Misery is Not a Health Food
Could it be, he asks, that when we consume the flesh and eggs of these birds, "something of the sickness, misery and terror of their lives enters us? Could it be that when we take their flesh or eggs into our bodies, we take in as well something of the kinds of lives they have been forced to endure? Instinctively, I can't help but believe this is so."
Understandably, one does not like to think that the dead bird one is about to consume embodies the suffering of the bird when she or he was alive. So far, all that society has required is that the events that produced the carcass or eggs be removed from consciousness.

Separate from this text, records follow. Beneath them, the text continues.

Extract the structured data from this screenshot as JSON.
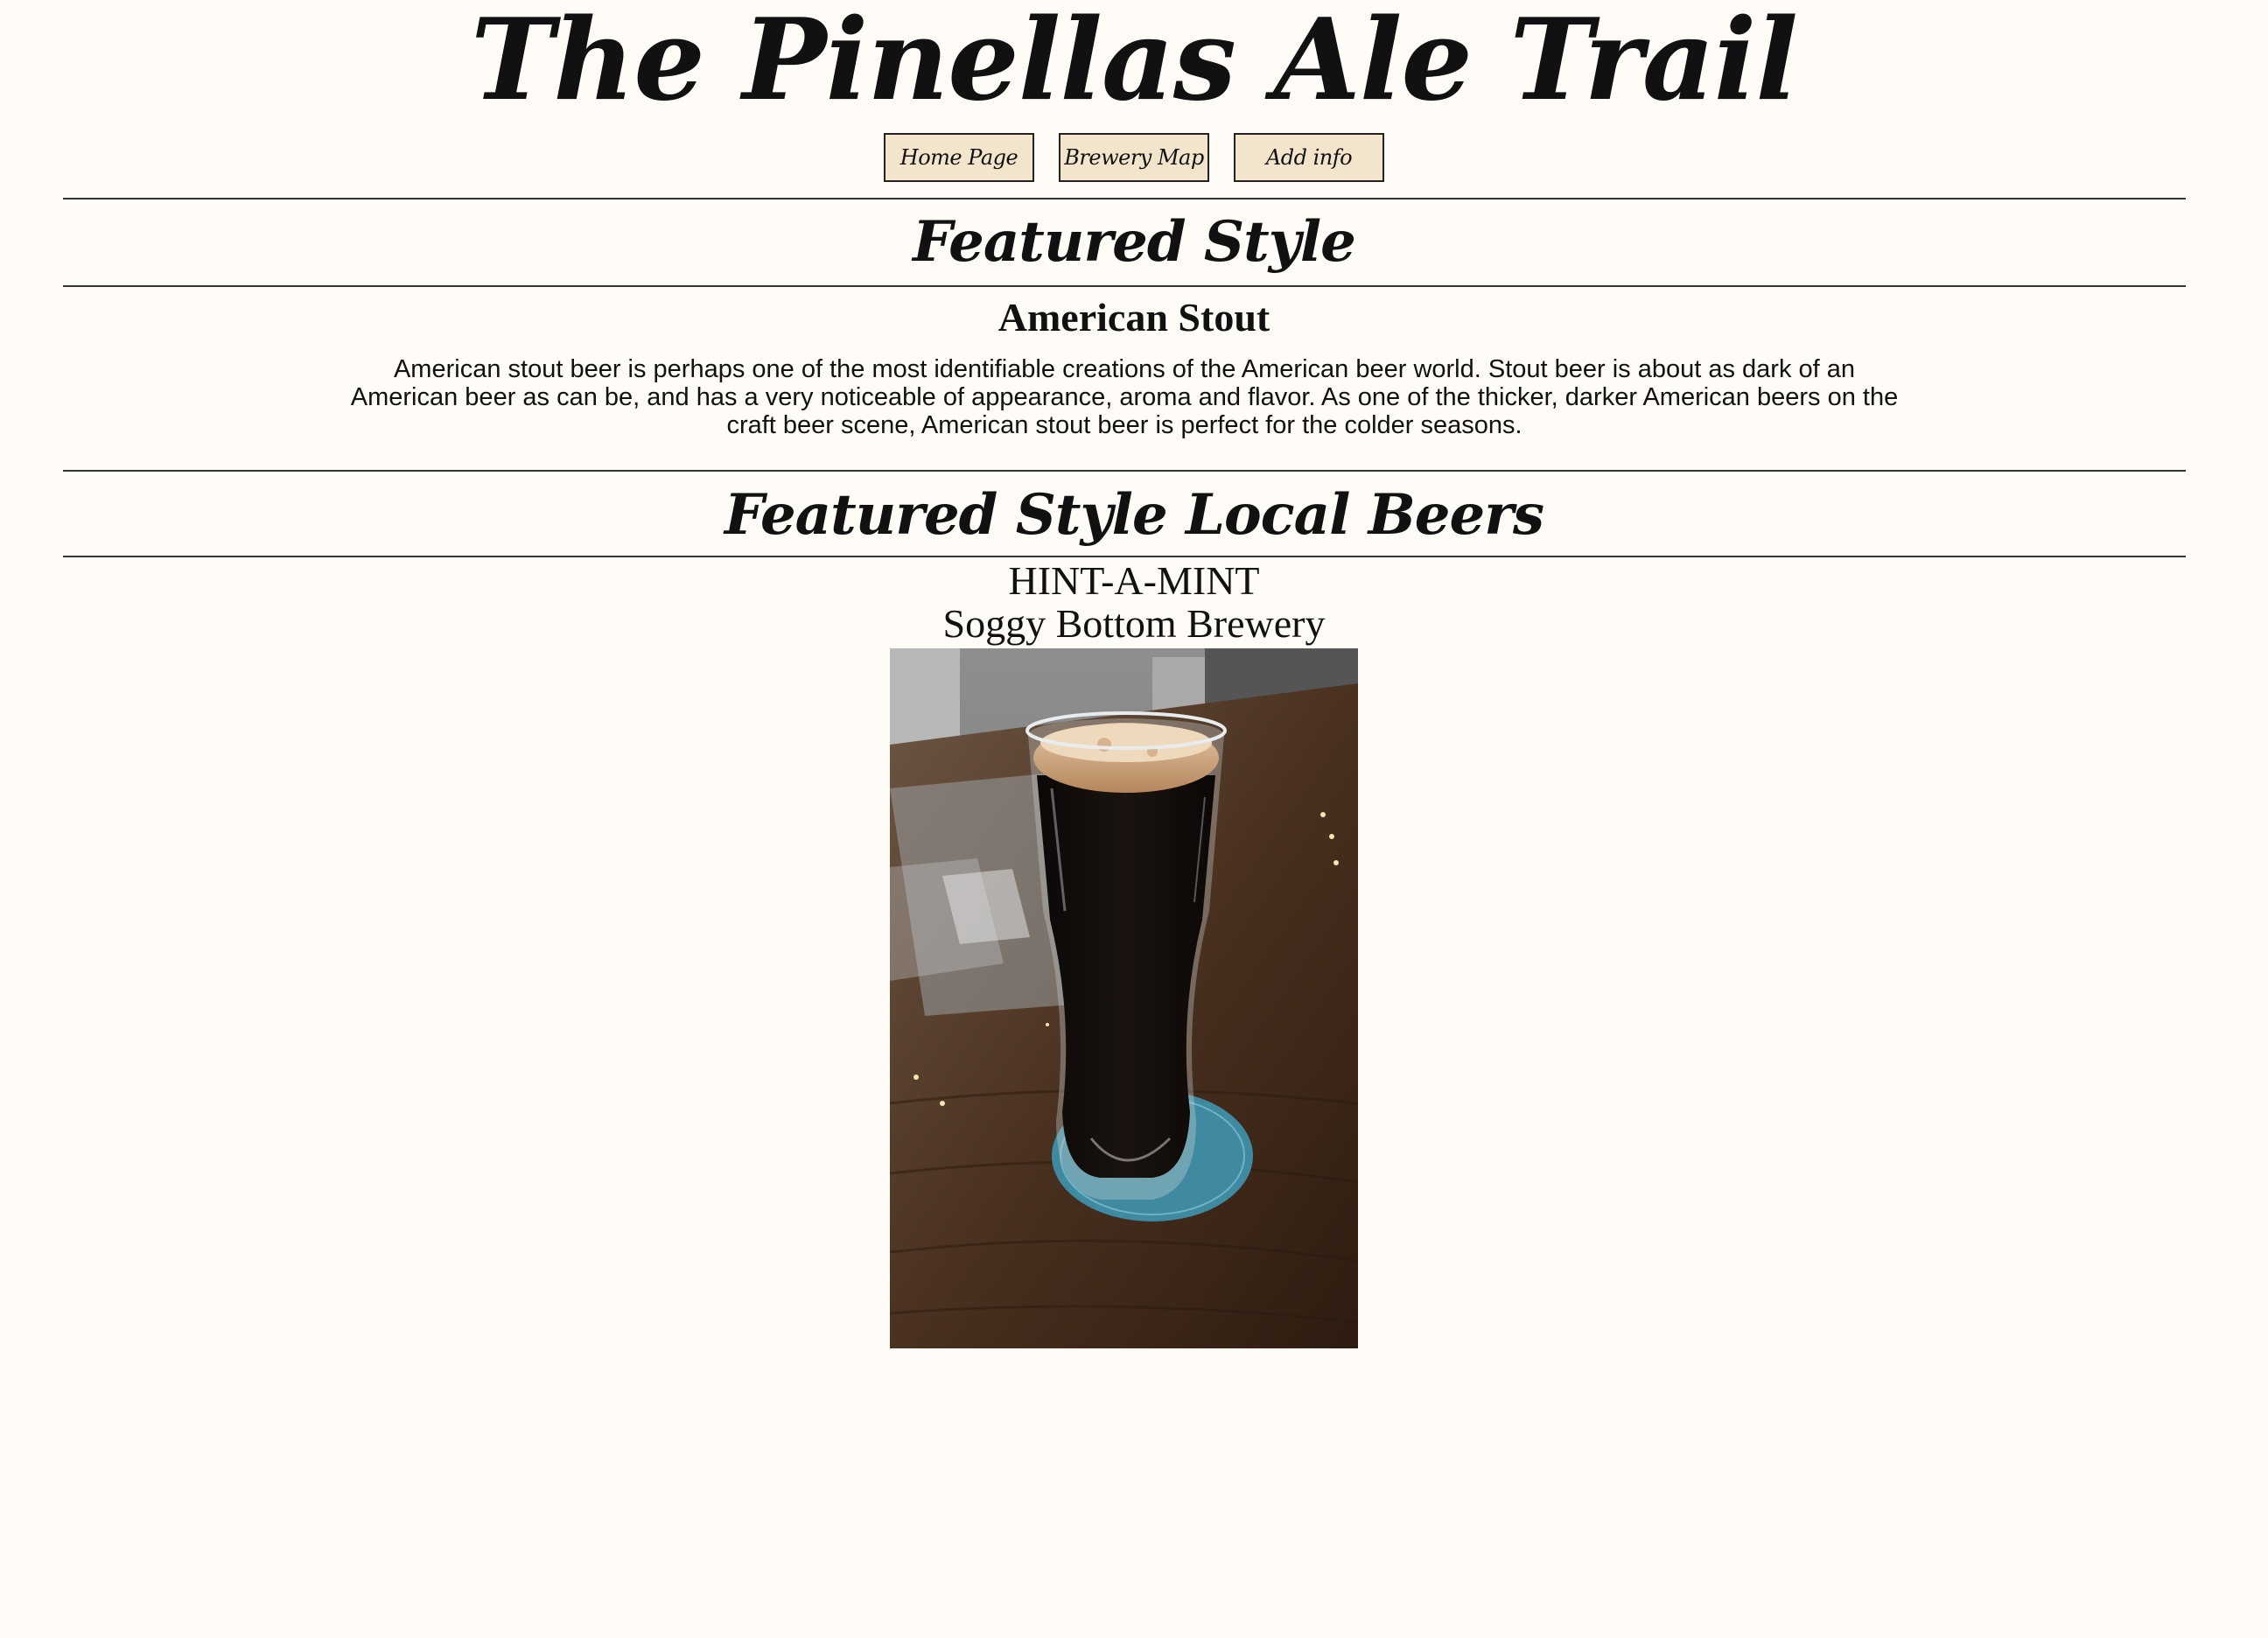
{
  "site": {
    "title": "The Pinellas Ale Trail"
  },
  "nav": {
    "home_label": "Home Page",
    "map_label": "Brewery Map",
    "add_label": "Add info"
  },
  "featured_style": {
    "heading": "Featured Style",
    "name": "American Stout",
    "description": "American stout beer is perhaps one of the most identifiable creations of the American beer world. Stout beer is about as dark of an American beer as can be, and has a very noticeable of appearance, aroma and flavor. As one of the thicker, darker American beers on the craft beer scene, American stout beer is perfect for the colder seasons."
  },
  "local_beers": {
    "heading": "Featured Style Local Beers",
    "beers": [
      {
        "name": "HINT-A-MINT",
        "brewery": "Soggy Bottom Brewery"
      }
    ]
  },
  "colors": {
    "background": "#fffcf8",
    "button_background": "#f3e5cc",
    "text": "#111111"
  }
}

The possibility that the individual's suffering could somehow persist and be present in the muscles, "juices," and ova about to be ingested is frightful, but is it fanciful?
In 2004, a woman named Laura Alexander described her experience of entering a chicken slaughterhouse for the first time in Arkansas. Of the hanging cage at the entrance where the birds are ripped from the transport crates and hung upside down to begin their final journey through life, she wrote: "You know, I had prepared myself to feel disgusted, sad, and uncomfortable, but nothing could have prepared me for the way I felt. It was like this wave – this wall – of negative energy hitting me in the face when we opened that door. The only thing I can even try to compare it to would be that feeling you get in places like hospitals or jails, where there is suffering and death, dread and fear. Well, take that feeling and magnify it by at least 10 and you will have maybe an inkling of what I felt at the door of that room that day. I couldn't leave fast enough."